TRY IT:
Images stay out; everything else in the records is to be set down exactly.
--- DATASET ---
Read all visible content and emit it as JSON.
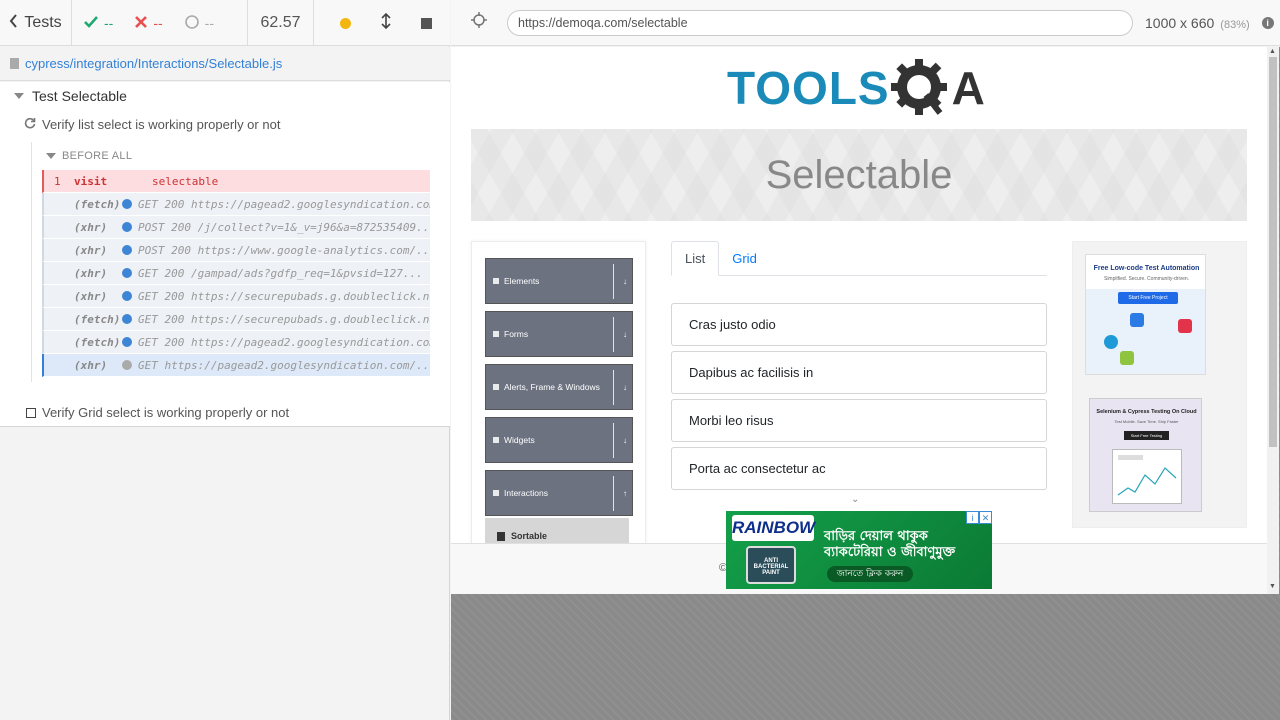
{
  "reporter": {
    "tests_label": "Tests",
    "passed": "--",
    "failed": "--",
    "pending": "--",
    "duration": "62.57",
    "spec_path": "cypress/integration/Interactions/Selectable.js",
    "suite_title": "Test Selectable",
    "test1_title": "Verify list select is working properly or not",
    "hook_title": "BEFORE ALL",
    "visit": {
      "num": "1",
      "name": "visit",
      "message": "selectable"
    },
    "commands": [
      {
        "name": "(fetch)",
        "message": "GET 200 https://pagead2.googlesyndication.com/..."
      },
      {
        "name": "(xhr)",
        "message": "POST 200 /j/collect?v=1&_v=j96&a=872535409..."
      },
      {
        "name": "(xhr)",
        "message": "POST 200 https://www.google-analytics.com/..."
      },
      {
        "name": "(xhr)",
        "message": "GET 200 /gampad/ads?gdfp_req=1&pvsid=127..."
      },
      {
        "name": "(xhr)",
        "message": "GET 200 https://securepubads.g.doubleclick.net/..."
      },
      {
        "name": "(fetch)",
        "message": "GET 200 https://securepubads.g.doubleclick.net/..."
      },
      {
        "name": "(fetch)",
        "message": "GET 200 https://pagead2.googlesyndication.com/..."
      }
    ],
    "pending_command": {
      "name": "(xhr)",
      "message": "GET https://pagead2.googlesyndication.com/..."
    },
    "test2_title": "Verify Grid select is working properly or not"
  },
  "aut": {
    "url": "https://demoqa.com/selectable",
    "viewport": "1000 x 660",
    "zoom": "(83%)",
    "logo_text": "TOOLS",
    "logo_suffix": "A",
    "page_title": "Selectable",
    "sidebar_groups": [
      {
        "label": "Elements"
      },
      {
        "label": "Forms"
      },
      {
        "label": "Alerts, Frame & Windows"
      },
      {
        "label": "Widgets"
      },
      {
        "label": "Interactions"
      }
    ],
    "sidebar_sub_item": "Sortable",
    "tabs": [
      {
        "label": "List",
        "active": true
      },
      {
        "label": "Grid",
        "active": false
      }
    ],
    "list_items": [
      "Cras justo odio",
      "Dapibus ac facilisis in",
      "Morbi leo risus",
      "Porta ac consectetur ac"
    ],
    "ad1": {
      "title": "Free Low-code Test Automation",
      "subtitle": "Simplified. Secure. Community-driven.",
      "cta": "Start Free Project"
    },
    "ad2": {
      "title": "Selenium & Cypress Testing On Cloud",
      "subtitle": "Test Mobile. Save Time. Ship Faster",
      "cta": "Start Free Testing"
    },
    "footer_left": "©",
    "footer_right": ".",
    "bottom_ad": {
      "brand": "RAINBOW",
      "badge": "ANTI BACTERIAL PAINT",
      "line1": "বাড়ির দেয়াল থাকুক",
      "line2": "ব্যাকটেরিয়া ও জীবাণুমুক্ত",
      "cta": "জানতে ক্লিক করুন"
    }
  },
  "colors": {
    "pass": "#1fa971",
    "fail": "#e94f4f",
    "link": "#3380d6",
    "logo_blue": "#1a8bb8",
    "sidebar_group": "#6c7280"
  }
}
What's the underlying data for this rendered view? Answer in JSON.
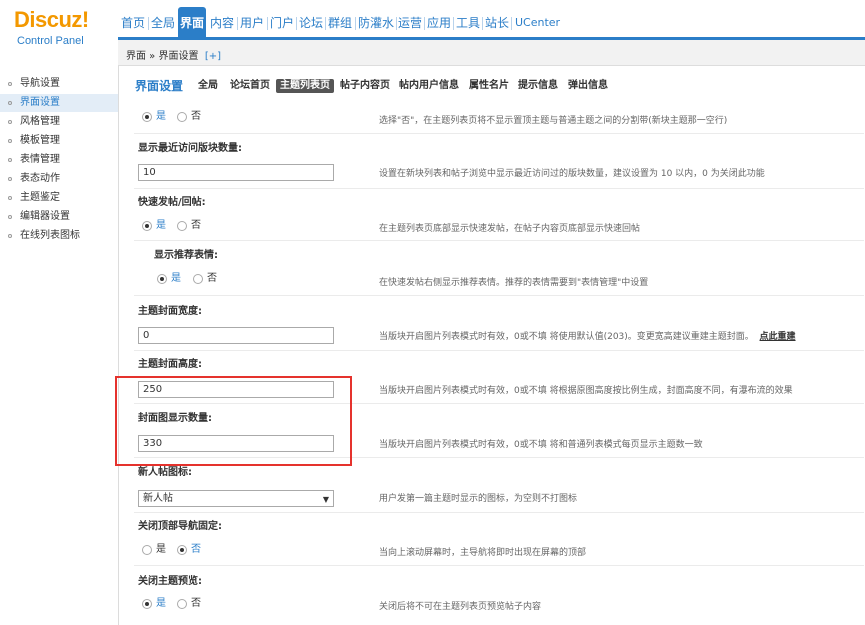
{
  "logo": {
    "main": "Discuz!",
    "sub": "Control Panel"
  },
  "nav": [
    {
      "label": "首页",
      "active": false
    },
    {
      "label": "全局",
      "active": false
    },
    {
      "label": "界面",
      "active": true
    },
    {
      "label": "内容",
      "active": false
    },
    {
      "label": "用户",
      "active": false
    },
    {
      "label": "门户",
      "active": false
    },
    {
      "label": "论坛",
      "active": false
    },
    {
      "label": "群组",
      "active": false
    },
    {
      "label": "防灌水",
      "active": false
    },
    {
      "label": "运营",
      "active": false
    },
    {
      "label": "应用",
      "active": false
    },
    {
      "label": "工具",
      "active": false
    },
    {
      "label": "站长",
      "active": false
    },
    {
      "label": "UCenter",
      "active": false
    }
  ],
  "breadcrumb": {
    "text": "界面 » 界面设置",
    "plus": "[+]"
  },
  "sidebar": [
    {
      "label": "导航设置",
      "active": false
    },
    {
      "label": "界面设置",
      "active": true
    },
    {
      "label": "风格管理",
      "active": false
    },
    {
      "label": "模板管理",
      "active": false
    },
    {
      "label": "表情管理",
      "active": false
    },
    {
      "label": "表态动作",
      "active": false
    },
    {
      "label": "主题鉴定",
      "active": false
    },
    {
      "label": "编辑器设置",
      "active": false
    },
    {
      "label": "在线列表图标",
      "active": false
    }
  ],
  "tabs": {
    "title": "界面设置",
    "items": [
      {
        "label": "全局",
        "active": false
      },
      {
        "label": "论坛首页",
        "active": false
      },
      {
        "label": "主题列表页",
        "active": true
      },
      {
        "label": "帖子内容页",
        "active": false
      },
      {
        "label": "帖内用户信息",
        "active": false
      },
      {
        "label": "属性名片",
        "active": false
      },
      {
        "label": "提示信息",
        "active": false
      },
      {
        "label": "弹出信息",
        "active": false
      }
    ]
  },
  "radio_labels": {
    "yes": "是",
    "no": "否"
  },
  "settings": {
    "separator": {
      "value": "yes",
      "desc": "选择\"否\"，在主题列表页将不显示置顶主题与普通主题之间的分割带(新块主题那一空行)"
    },
    "recent_forums": {
      "label": "显示最近访问版块数量:",
      "value": "10",
      "desc": "设置在新块列表和帖子浏览中显示最近访问过的版块数量，建议设置为 10 以内，0 为关闭此功能"
    },
    "fast_post": {
      "label": "快速发帖/回帖:",
      "value": "yes",
      "desc": "在主题列表页底部显示快速发帖，在帖子内容页底部显示快速回帖"
    },
    "smilies": {
      "label": "显示推荐表情:",
      "value": "yes",
      "desc": "在快速发帖右侧显示推荐表情。推荐的表情需要到\"表情管理\"中设置"
    },
    "cover_width": {
      "label": "主题封面宽度:",
      "value": "0",
      "desc": "当版块开启图片列表模式时有效，0或不填 将使用默认值(203)。变更宽高建议重建主题封面。",
      "link": "点此重建"
    },
    "cover_height": {
      "label": "主题封面高度:",
      "value": "250",
      "desc": "当版块开启图片列表模式时有效，0或不填 将根据原图高度按比例生成，封面高度不同，有瀑布流的效果"
    },
    "cover_count": {
      "label": "封面图显示数量:",
      "value": "330",
      "desc": "当版块开启图片列表模式时有效，0或不填 将和普通列表模式每页显示主题数一致"
    },
    "new_icon": {
      "label": "新人帖图标:",
      "value": "新人帖",
      "desc": "用户发第一篇主题时显示的图标，为空则不打图标"
    },
    "fixed_nav": {
      "label": "关闭顶部导航固定:",
      "value": "no",
      "desc": "当向上滚动屏幕时，主导航将即时出现在屏幕的顶部"
    },
    "preview": {
      "label": "关闭主题预览:",
      "value": "yes",
      "desc": "关闭后将不可在主题列表页预览帖子内容"
    }
  },
  "colors": {
    "accent": "#2b7ec8",
    "logo": "#f39800",
    "highlight": "#e5322d"
  }
}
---
ANSWER TO THIS PROBLEM:
Read all visible content and emit it as JSON.
{
  "reporter": {
    "tests_label": "Tests",
    "passed": "--",
    "failed": "--",
    "pending": "--",
    "duration": "62.57",
    "spec_path": "cypress/integration/Interactions/Selectable.js",
    "suite_title": "Test Selectable",
    "test1_title": "Verify list select is working properly or not",
    "hook_title": "BEFORE ALL",
    "visit": {
      "num": "1",
      "name": "visit",
      "message": "selectable"
    },
    "commands": [
      {
        "name": "(fetch)",
        "message": "GET 200 https://pagead2.googlesyndication.com/..."
      },
      {
        "name": "(xhr)",
        "message": "POST 200 /j/collect?v=1&_v=j96&a=872535409..."
      },
      {
        "name": "(xhr)",
        "message": "POST 200 https://www.google-analytics.com/..."
      },
      {
        "name": "(xhr)",
        "message": "GET 200 /gampad/ads?gdfp_req=1&pvsid=127..."
      },
      {
        "name": "(xhr)",
        "message": "GET 200 https://securepubads.g.doubleclick.net/..."
      },
      {
        "name": "(fetch)",
        "message": "GET 200 https://securepubads.g.doubleclick.net/..."
      },
      {
        "name": "(fetch)",
        "message": "GET 200 https://pagead2.googlesyndication.com/..."
      }
    ],
    "pending_command": {
      "name": "(xhr)",
      "message": "GET https://pagead2.googlesyndication.com/..."
    },
    "test2_title": "Verify Grid select is working properly or not"
  },
  "aut": {
    "url": "https://demoqa.com/selectable",
    "viewport": "1000 x 660",
    "zoom": "(83%)",
    "logo_text": "TOOLS",
    "logo_suffix": "A",
    "page_title": "Selectable",
    "sidebar_groups": [
      {
        "label": "Elements"
      },
      {
        "label": "Forms"
      },
      {
        "label": "Alerts, Frame & Windows"
      },
      {
        "label": "Widgets"
      },
      {
        "label": "Interactions"
      }
    ],
    "sidebar_sub_item": "Sortable",
    "tabs": [
      {
        "label": "List",
        "active": true
      },
      {
        "label": "Grid",
        "active": false
      }
    ],
    "list_items": [
      "Cras justo odio",
      "Dapibus ac facilisis in",
      "Morbi leo risus",
      "Porta ac consectetur ac"
    ],
    "ad1": {
      "title": "Free Low-code Test Automation",
      "subtitle": "Simplified. Secure. Community-driven.",
      "cta": "Start Free Project"
    },
    "ad2": {
      "title": "Selenium & Cypress Testing On Cloud",
      "subtitle": "Test Mobile. Save Time. Ship Faster",
      "cta": "Start Free Testing"
    },
    "footer_left": "©",
    "footer_right": ".",
    "bottom_ad": {
      "brand": "RAINBOW",
      "badge": "ANTI BACTERIAL PAINT",
      "line1": "বাড়ির দেয়াল থাকুক",
      "line2": "ব্যাকটেরিয়া ও জীবাণুমুক্ত",
      "cta": "জানতে ক্লিক করুন"
    }
  },
  "colors": {
    "pass": "#1fa971",
    "fail": "#e94f4f",
    "link": "#3380d6",
    "logo_blue": "#1a8bb8",
    "sidebar_group": "#6c7280"
  }
}
What's the underlying data for this rendered view? Answer in JSON.
{
  "logo": {
    "main": "Discuz!",
    "sub": "Control Panel"
  },
  "nav": [
    {
      "label": "首页",
      "active": false
    },
    {
      "label": "全局",
      "active": false
    },
    {
      "label": "界面",
      "active": true
    },
    {
      "label": "内容",
      "active": false
    },
    {
      "label": "用户",
      "active": false
    },
    {
      "label": "门户",
      "active": false
    },
    {
      "label": "论坛",
      "active": false
    },
    {
      "label": "群组",
      "active": false
    },
    {
      "label": "防灌水",
      "active": false
    },
    {
      "label": "运营",
      "active": false
    },
    {
      "label": "应用",
      "active": false
    },
    {
      "label": "工具",
      "active": false
    },
    {
      "label": "站长",
      "active": false
    },
    {
      "label": "UCenter",
      "active": false
    }
  ],
  "breadcrumb": {
    "text": "界面 » 界面设置",
    "plus": "[+]"
  },
  "sidebar": [
    {
      "label": "导航设置",
      "active": false
    },
    {
      "label": "界面设置",
      "active": true
    },
    {
      "label": "风格管理",
      "active": false
    },
    {
      "label": "模板管理",
      "active": false
    },
    {
      "label": "表情管理",
      "active": false
    },
    {
      "label": "表态动作",
      "active": false
    },
    {
      "label": "主题鉴定",
      "active": false
    },
    {
      "label": "编辑器设置",
      "active": false
    },
    {
      "label": "在线列表图标",
      "active": false
    }
  ],
  "tabs": {
    "title": "界面设置",
    "items": [
      {
        "label": "全局",
        "active": false
      },
      {
        "label": "论坛首页",
        "active": false
      },
      {
        "label": "主题列表页",
        "active": true
      },
      {
        "label": "帖子内容页",
        "active": false
      },
      {
        "label": "帖内用户信息",
        "active": false
      },
      {
        "label": "属性名片",
        "active": false
      },
      {
        "label": "提示信息",
        "active": false
      },
      {
        "label": "弹出信息",
        "active": false
      }
    ]
  },
  "radio_labels": {
    "yes": "是",
    "no": "否"
  },
  "settings": {
    "separator": {
      "value": "yes",
      "desc": "选择\"否\"，在主题列表页将不显示置顶主题与普通主题之间的分割带(新块主题那一空行)"
    },
    "recent_forums": {
      "label": "显示最近访问版块数量:",
      "value": "10",
      "desc": "设置在新块列表和帖子浏览中显示最近访问过的版块数量，建议设置为 10 以内，0 为关闭此功能"
    },
    "fast_post": {
      "label": "快速发帖/回帖:",
      "value": "yes",
      "desc": "在主题列表页底部显示快速发帖，在帖子内容页底部显示快速回帖"
    },
    "smilies": {
      "label": "显示推荐表情:",
      "value": "yes",
      "desc": "在快速发帖右侧显示推荐表情。推荐的表情需要到\"表情管理\"中设置"
    },
    "cover_width": {
      "label": "主题封面宽度:",
      "value": "0",
      "desc": "当版块开启图片列表模式时有效，0或不填 将使用默认值(203)。变更宽高建议重建主题封面。",
      "link": "点此重建"
    },
    "cover_height": {
      "label": "主题封面高度:",
      "value": "250",
      "desc": "当版块开启图片列表模式时有效，0或不填 将根据原图高度按比例生成，封面高度不同，有瀑布流的效果"
    },
    "cover_count": {
      "label": "封面图显示数量:",
      "value": "330",
      "desc": "当版块开启图片列表模式时有效，0或不填 将和普通列表模式每页显示主题数一致"
    },
    "new_icon": {
      "label": "新人帖图标:",
      "value": "新人帖",
      "desc": "用户发第一篇主题时显示的图标，为空则不打图标"
    },
    "fixed_nav": {
      "label": "关闭顶部导航固定:",
      "value": "no",
      "desc": "当向上滚动屏幕时，主导航将即时出现在屏幕的顶部"
    },
    "preview": {
      "label": "关闭主题预览:",
      "value": "yes",
      "desc": "关闭后将不可在主题列表页预览帖子内容"
    }
  },
  "colors": {
    "accent": "#2b7ec8",
    "logo": "#f39800",
    "highlight": "#e5322d"
  }
}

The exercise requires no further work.